Why will I or why would I?
Will and would are verbs, and each can be used many different ways. Will can be a present tense verb that means to cause something to happen through force of desire. … It is also a conditional verb that indicates an action that would happen under certain conditions.
Is it if there was or if there were?
Existential there has no special rules when it comes to the subjunctive. Just as “he was” becomes “he were” in the subjunctive, “there was” becomes “there were.” So the answer to Jessica’s question is that “were” is the correct choice.
Why don’t we use in a sentence?
I don’t feel like cooking tonight. Why don’t we order something out? Why don’t we make a deal: if I help you with this, you have to promise to come to my game on Sunday.
Who were you or who you?
“You were” , is correct. As I said above, was and were are in the past tense, but they are used differently. Was is used in the first person singular (I) and the third person singular (he, she, it). Were is used in the second person singular and plural (you, your, yours) and first and third person plural (we, they).
Why do we say if I were?
Why do you use IF I WERE and not IF I WAS? The reason we use WERE instead of WAS is because the sentence is in the SUBJUNCTIVE mood which is used for hypothetical situations. This is a condition which is contrary to fact or reality (the fact is, I am NOT you).
Is it grammatically correct to say if I were you?
From my research online the correct way is to say “If I were you” and not “If I was you” because this is the “subjunctive mood”. However they don’t say the underlying reason for it. They just say use “If I were you” when it is subjunctive. … I read that the subjunctive is a mood and not a Tense.
How do you use if I were in a sentence?
“If I were” is also used when you are wishing for something. For example, “If I were taller, I would play basketball.” The subject of the sentence is imagining a hypothetical situation where they are taller, and imagining about what that would mean for that version of themselves.
Is if I were a boy grammatically correct?
Senior Member. It’s were instead of was because it’s a contrary-to-fact situation that calls for the subjunctive. Many English speakers do not make the distinction and simply say “if I was a boy,” but this is not considered correct.
Is it correct to say I wish I were there?
They are both grammatically correct, though the sense of each is different. “I wish I was there” means that the speaker wishes (using the present tense: “wish”) that he or she had been (past tense: “was”) at a specific place at a past time.
What is the subjunctive mood in English?

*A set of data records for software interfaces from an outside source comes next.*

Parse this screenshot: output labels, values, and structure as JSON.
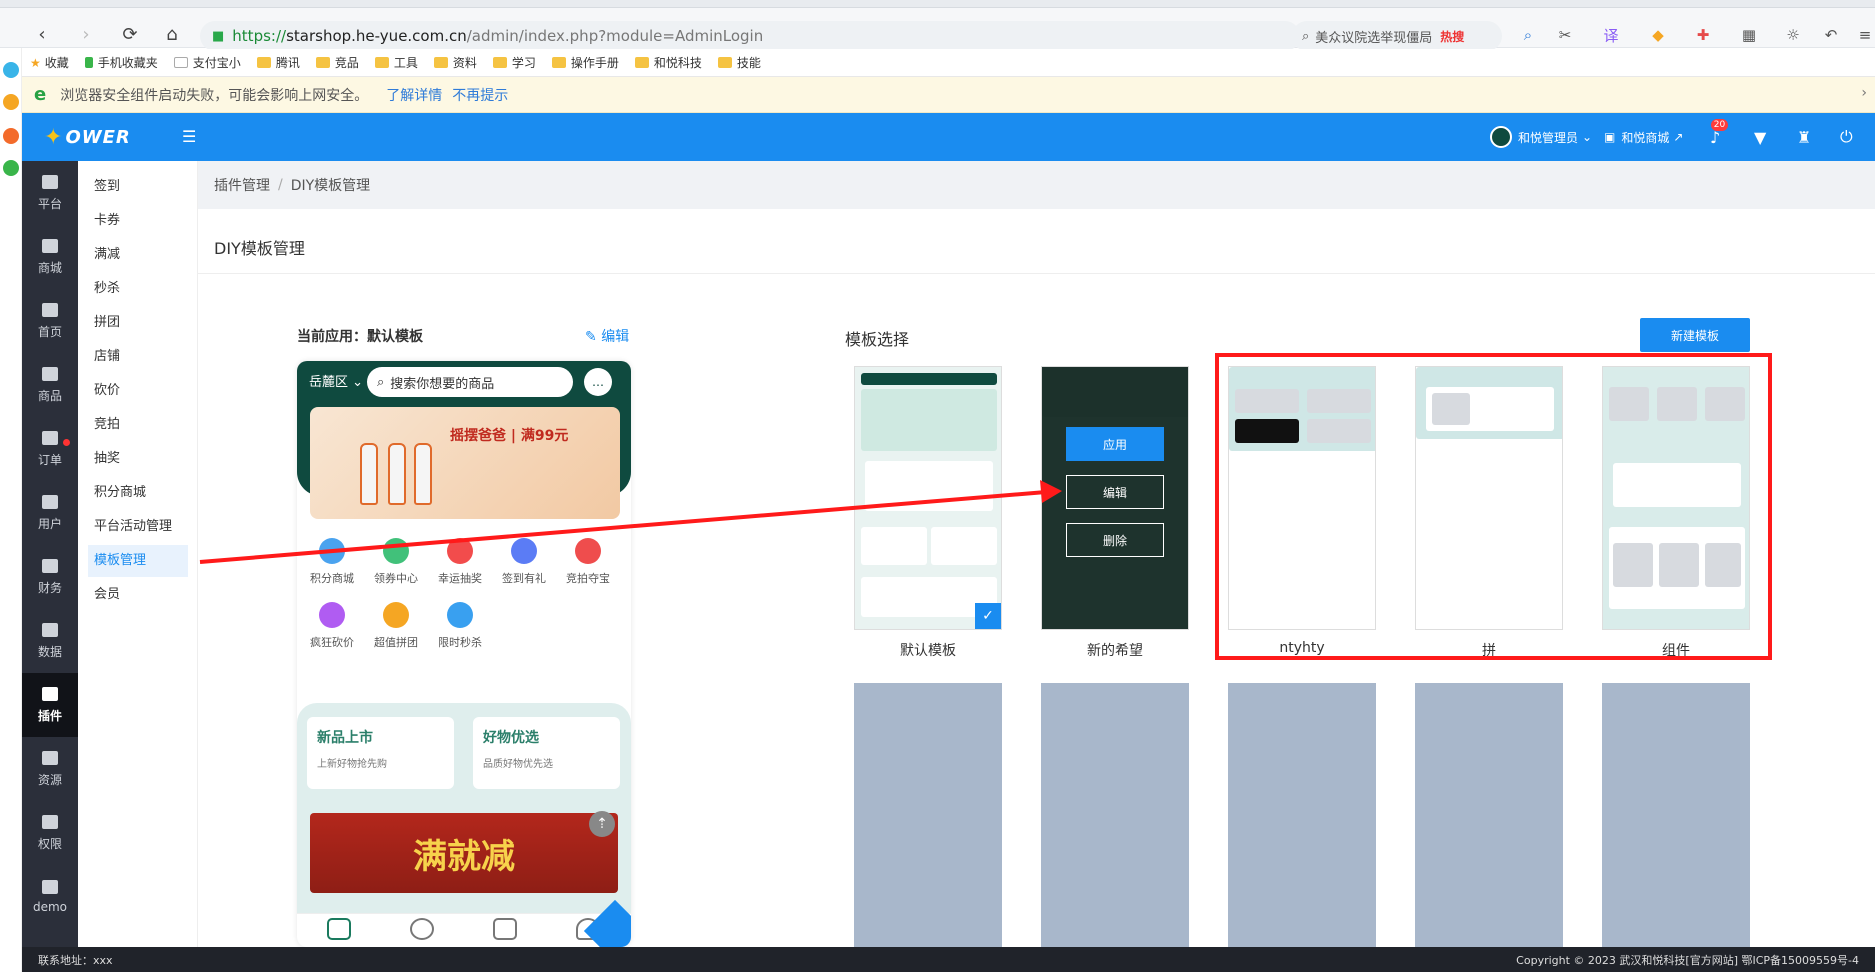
{
  "browser": {
    "url_scheme": "https://",
    "url_host": "starshop.he-yue.com.cn",
    "url_path": "/admin/index.php?module=AdminLogin",
    "search_text": "美众议院选举现僵局",
    "search_hot": "热搜",
    "bookmarks": [
      "收藏",
      "手机收藏夹",
      "支付宝小",
      "腾讯",
      "竞品",
      "工具",
      "资料",
      "学习",
      "操作手册",
      "和悦科技",
      "技能"
    ],
    "notice_text": "浏览器安全组件启动失败，可能会影响上网安全。",
    "notice_link1": "了解详情",
    "notice_link2": "不再提示"
  },
  "header": {
    "logo": "OWER",
    "user": "和悦管理员",
    "shop": "和悦商城",
    "notif_count": "20"
  },
  "sidebar": {
    "items": [
      "平台",
      "商城",
      "首页",
      "商品",
      "订单",
      "用户",
      "财务",
      "数据",
      "插件",
      "资源",
      "权限",
      "demo"
    ]
  },
  "submenu": {
    "items": [
      "签到",
      "卡券",
      "满减",
      "秒杀",
      "拼团",
      "店铺",
      "砍价",
      "竞拍",
      "抽奖",
      "积分商城",
      "平台活动管理",
      "模板管理",
      "会员"
    ]
  },
  "breadcrumb": {
    "parent": "插件管理",
    "current": "DIY模板管理"
  },
  "page": {
    "title": "DIY模板管理",
    "current_app_label": "当前应用：默认模板",
    "edit_label": "编辑",
    "template_select": "模板选择",
    "new_template": "新建模板"
  },
  "phone": {
    "location": "岳麓区",
    "search_placeholder": "搜索你想要的商品",
    "banner_text": "摇摆爸爸 | 满99元",
    "icons_row1": [
      "积分商城",
      "领券中心",
      "幸运抽奖",
      "签到有礼",
      "竞拍夺宝"
    ],
    "icons_row2": [
      "疯狂砍价",
      "超值拼团",
      "限时秒杀"
    ],
    "promo1_title": "新品上市",
    "promo1_sub": "上新好物抢先购",
    "promo2_title": "好物优选",
    "promo2_sub": "品质好物优先选",
    "sale_text": "满就减"
  },
  "templates": {
    "names": [
      "默认模板",
      "新的希望",
      "ntyhty",
      "拼",
      "组件"
    ],
    "overlay_apply": "应用",
    "overlay_edit": "编辑",
    "overlay_delete": "删除"
  },
  "footer": {
    "left": "联系地址：xxx",
    "right": "Copyright © 2023 武汉和悦科技[官方网站]  鄂ICP备15009559号-4"
  },
  "colors": {
    "primary": "#1a8cf0",
    "sidebar": "#2b2f3a",
    "highlight": "#ff1a1a"
  }
}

Getting in the (Subjunctive) Mood. The subjunctive mood is one of three moods in English grammar. The subjunctive mood is for expressing wishes, suggestions, or desires, and is usually indicated by an indicative verb such as wish or suggest, paired then with a subjunctive verb.
What is the meaning of were you?
—used when giving advice or guidance.